• [Exercise directions]: Return the entries verbatim and drop every picture.

Data about app and page elements:
------------------------------

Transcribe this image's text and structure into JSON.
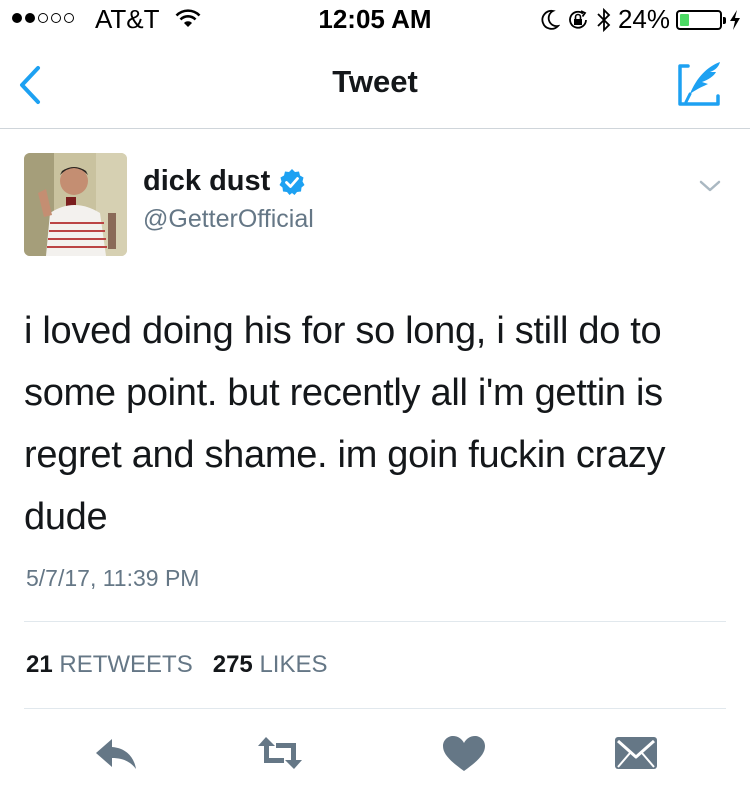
{
  "status_bar": {
    "carrier": "AT&T",
    "time": "12:05 AM",
    "battery": "24%",
    "battery_level": 0.24,
    "signal_bars_filled": 2,
    "signal_bars_total": 5
  },
  "nav": {
    "title": "Tweet"
  },
  "tweet": {
    "display_name": "dick dust",
    "handle": "@GetterOfficial",
    "text": "i loved doing his for so long, i still do to some point. but recently all i'm gettin is regret and shame. im goin fuckin crazy dude",
    "timestamp": "5/7/17, 11:39 PM",
    "retweets_count": "21",
    "retweets_label": "RETWEETS",
    "likes_count": "275",
    "likes_label": "LIKES"
  },
  "colors": {
    "accent": "#1da1f2",
    "icon_gray": "#657786",
    "divider": "#e1e8ed",
    "battery_green": "#4cd964"
  },
  "icons": [
    "back-chevron-icon",
    "compose-icon",
    "verified-badge-icon",
    "caret-down-icon",
    "reply-icon",
    "retweet-icon",
    "like-icon",
    "direct-message-icon",
    "wifi-icon",
    "moon-icon",
    "lock-rotation-icon",
    "bluetooth-icon",
    "charging-icon"
  ]
}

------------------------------

• [Exercise solution]:
Transcribe this image's text and structure into JSON.
{
  "status_bar": {
    "carrier": "AT&T",
    "time": "12:05 AM",
    "battery": "24%",
    "battery_level": 0.24,
    "signal_bars_filled": 2,
    "signal_bars_total": 5
  },
  "nav": {
    "title": "Tweet"
  },
  "tweet": {
    "display_name": "dick dust",
    "handle": "@GetterOfficial",
    "text": "i loved doing his for so long, i still do to some point. but recently all i'm gettin is regret and shame. im goin fuckin crazy dude",
    "timestamp": "5/7/17, 11:39 PM",
    "retweets_count": "21",
    "retweets_label": "RETWEETS",
    "likes_count": "275",
    "likes_label": "LIKES"
  },
  "colors": {
    "accent": "#1da1f2",
    "icon_gray": "#657786",
    "divider": "#e1e8ed",
    "battery_green": "#4cd964"
  },
  "icons": [
    "back-chevron-icon",
    "compose-icon",
    "verified-badge-icon",
    "caret-down-icon",
    "reply-icon",
    "retweet-icon",
    "like-icon",
    "direct-message-icon",
    "wifi-icon",
    "moon-icon",
    "lock-rotation-icon",
    "bluetooth-icon",
    "charging-icon"
  ]
}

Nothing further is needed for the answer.